By that night, I was at a jail in Kearny, New Jersey, all alone in a double-bunk cell with no idea of what was going to happen next.
Jail cells have a distinct smell. Bleach and concrete, mixed with dirty mop-head. The odor that night brought me right back to the maximum-security prison where I had originally served my sentence.
I also couldn’t stop thinking of my daughters. They had never been separated from me, and I couldn’t imagine what they were going through.
My wife, too. She woke up that day in a two-parent household but had gone to sleep as the single caretaker of two little girls. I had promised never to leave her and my daughters, and here I was, breaking that vow because of a bad decision I had made as a very different person, at a very different time in my life.
Instead of being back at home within a day, that night was the first of a five-month odyssey through the immigration detention system.
The intake housing unit I found myself in was bitter cold; they called this place “the freezer.” It was May, but people were wearing long johns and were covered in blankets because the air-conditioning was kept at chilling temperatures.
The food was horrible. There is not a jail or prison in the country where it’s good, but the first meal I had there after being out for four years was absolutely disgusting. It was “oatmeal.”
If you’ve ever had bad, re-microwaved oatmeal, multiply that experience by 1,000, and you still probably can’t fully appreciate how gross this was. Breakfast was served at 5:30 AM, and all I could think was, Yesterday at this time I was in my own house, with my family, sleeping.
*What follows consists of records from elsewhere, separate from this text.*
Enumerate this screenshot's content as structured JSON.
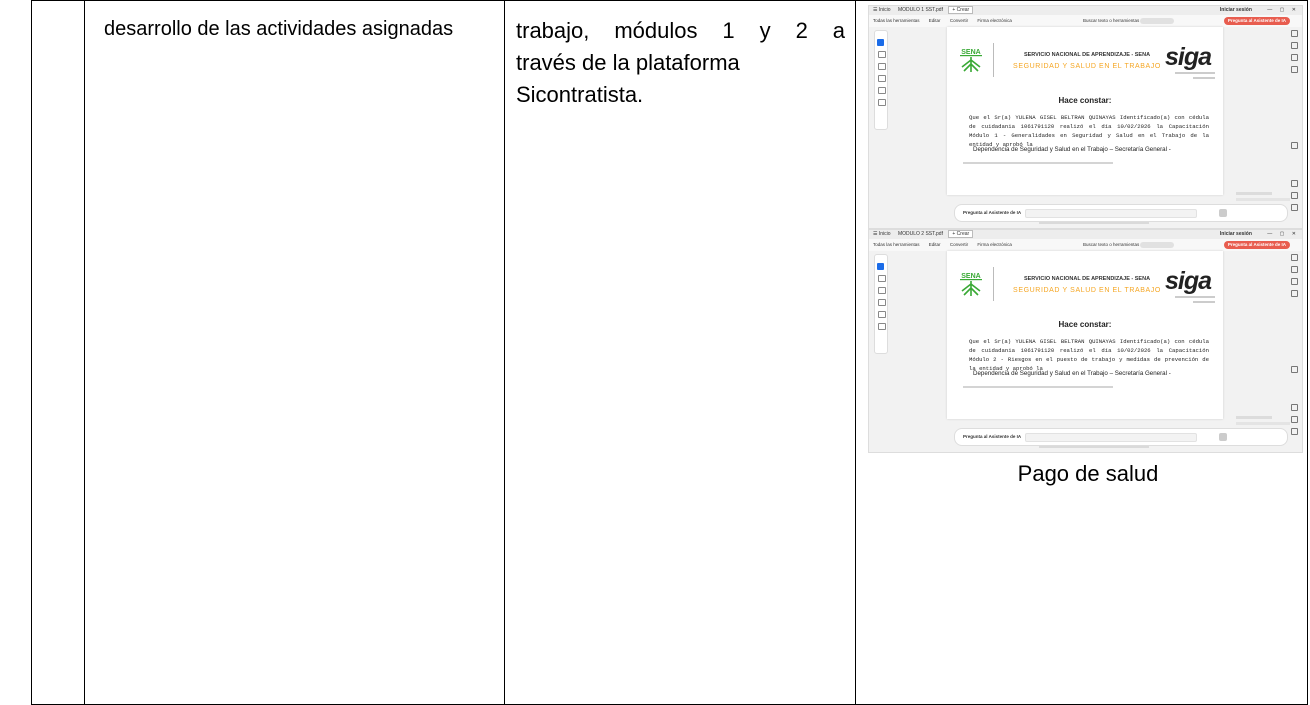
{
  "cells": {
    "col2_text": "desarrollo de las actividades asignadas",
    "col3_line1": "trabajo, módulos 1 y 2 a",
    "col3_line2": "través de la plataforma",
    "col3_line3": "Sicontratista."
  },
  "screenshots": [
    {
      "tab_home": "Inicio",
      "tab_title": "MODULO 1 SST.pdf",
      "tab_new": "+ Crear",
      "signin": "Iniciar sesión",
      "menu_all_tools": "Todas las herramientas",
      "menu_edit": "Editar",
      "menu_convert": "Convertir",
      "menu_sign": "Firma electrónica",
      "search_label": "Buscar texto o herramientas",
      "ai_button": "Pregunta al Asistente de IA",
      "sena_logo_text": "SENA",
      "header_line1": "SERVICIO NACIONAL DE APRENDIZAJE - SENA",
      "header_line2": "SEGURIDAD Y SALUD EN EL TRABAJO",
      "siga_logo": "siga",
      "hace_constar": "Hace constar:",
      "body_text": "Que el Sr(a) YULENA GISEL BELTRAN QUINAYAS Identificado(a) con cédula de cuidadania 1061791120 realizó el día 10/02/2026 la Capacitación Módulo 1 - Generalidades en Seguridad y Salud en el Trabajo de la entidad y aprobó la",
      "dependencia": "Dependencia de Seguridad y Salud en el Trabajo – Secretaría General -",
      "ask_label": "Pregunta al Asistente de IA"
    },
    {
      "tab_home": "Inicio",
      "tab_title": "MODULO 2 SST.pdf",
      "tab_new": "+ Crear",
      "signin": "Iniciar sesión",
      "menu_all_tools": "Todas las herramientas",
      "menu_edit": "Editar",
      "menu_convert": "Convertir",
      "menu_sign": "Firma electrónica",
      "search_label": "Buscar texto o herramientas",
      "ai_button": "Pregunta al Asistente de IA",
      "sena_logo_text": "SENA",
      "header_line1": "SERVICIO NACIONAL DE APRENDIZAJE - SENA",
      "header_line2": "SEGURIDAD Y SALUD EN EL TRABAJO",
      "siga_logo": "siga",
      "hace_constar": "Hace constar:",
      "body_text": "Que el Sr(a) YULENA GISEL BELTRAN QUINAYAS Identificado(a) con cédula de cuidadania 1061791120 realizó el día 10/02/2026 la Capacitación Módulo 2 - Riesgos en el puesto de trabajo y medidas de prevención de la entidad y aprobó la",
      "dependencia": "Dependencia de Seguridad y Salud en el Trabajo – Secretaría General -",
      "ask_label": "Pregunta al Asistente de IA"
    }
  ],
  "caption": "Pago de salud",
  "colors": {
    "accent_ai": "#e85d4f",
    "sena_green": "#39a935",
    "sst_orange": "#f5a623",
    "selected_tool": "#1b6ce8"
  }
}
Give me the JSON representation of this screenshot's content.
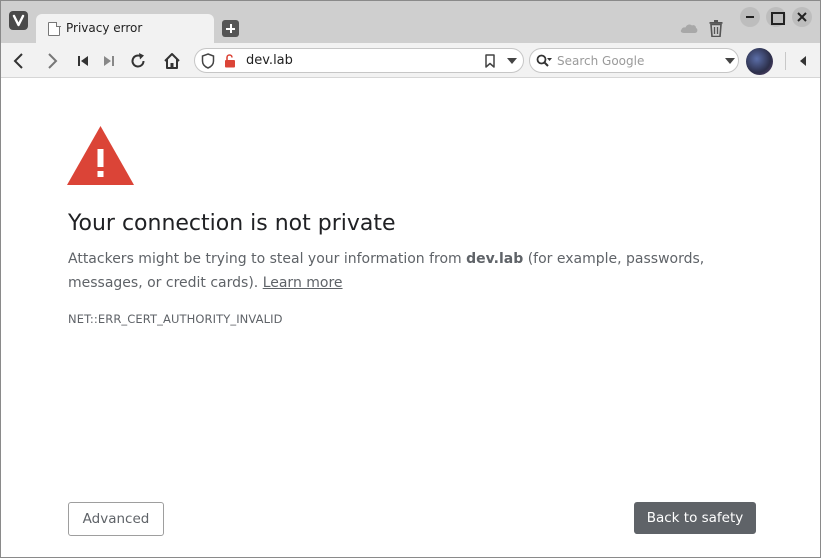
{
  "tab": {
    "title": "Privacy error"
  },
  "address_bar": {
    "url": "dev.lab"
  },
  "search": {
    "placeholder": "Search Google"
  },
  "icons": {
    "browser_menu": "vivaldi-logo-icon",
    "new_tab": "plus-icon",
    "cloud": "cloud-icon",
    "trash": "trash-icon",
    "back": "arrow-left-icon",
    "forward": "arrow-right-icon",
    "rewind": "skip-back-icon",
    "fast_forward": "skip-forward-icon",
    "reload": "reload-icon",
    "home": "home-icon",
    "shield": "shield-icon",
    "insecure_lock": "unlocked-red-icon",
    "bookmark": "bookmark-icon",
    "search_engine": "magnifier-icon",
    "warning": "warning-triangle-icon"
  },
  "colors": {
    "warning_red": "#db4437",
    "primary_button": "#5f6368",
    "text": "#202124",
    "secondary_text": "#5f6368"
  },
  "page": {
    "heading": "Your connection is not private",
    "message_before": "Attackers might be trying to steal your information from ",
    "message_host": "dev.lab",
    "message_after": " (for example, passwords, messages, or credit cards). ",
    "learn_more": "Learn more",
    "error_code": "NET::ERR_CERT_AUTHORITY_INVALID",
    "advanced_button": "Advanced",
    "back_button": "Back to safety"
  }
}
I’m naturally drawn to people. I want to learn about them, about their history, their culture, their stories, their struggles. But in jail you can’t allow yourself to be open. It was hard enough for me to accept that I was not just incarcerated, but re-incarcerated. I couldn’t bring myself to embrace the experience by telling the other people there I wanted to learn about them.
I remember the calls with my daughters. My youngest was no more than three years old, and every time she would get on the phone with me, she’d ask, “Daddy, when are you coming home?”
My wife had done the most humane thing she believed she could do, which was to tell them that I’d gone on a business trip. In a child’s mind, when you choose to leave home, you can also choose to return.
And so my youngest daughter wanted to know when I was going to choose to return to them. I didn’t know what the outcome was going to be; all I knew was that there was a high likelihood that I wouldn’t be coming home to her and that what she was suffering through was going to become her entire life.
But then, after many months, and with little explanation, I was released.
The day I left immigration detention, I remember being awakened early in the morning and getting told simply to pack all of my stuff. The officer didn’t know where I was going. It was 3:30 AM.
By 6 AM, after a bus ride, I was in the courthouse.
By 11 AM, I was released into the custody of my family.
The first person who greeted me was my older daughter, who ran to me with tears in her eyes and hugged me as hard as a seven-year-old can squeeze anyone. I told her that I was sorry—sorry that I had left her, sorry that I had caused her so much pain.
She looked me in the eyes and said, “Daddy, that’s OK. I always knew you’d be coming home.”
When I think back on my time in immigration detention, I think of how much heartache incarcerating someone temporarily but indefinitely, and with so little clarity, can cause them and their family. I was very fortunate to have a tremendous amount of legal and community support that ultimately gave me the opportunity to be released. And in 2014, Governor Andrew Cuomo granted me an executive pardon to prevent my deportation, which is exceedingly rare in these kinds of cases.
But I am devastated by the fact that there were other people out there, people just like me—and just like you—who won’t get the same outcome.
Khalil A. Cumberbatch is the associate vice president of policy at the Fortune Society, a reentry organization based in New York City. He previously served as the manager of training at JustLeadershipUSA, a nonprofit dedicated to cutting the US correctional population in half by the year 2030. He is also a lecturer at the Columbia University School of Social Work.
This article originally appeared on VICE US.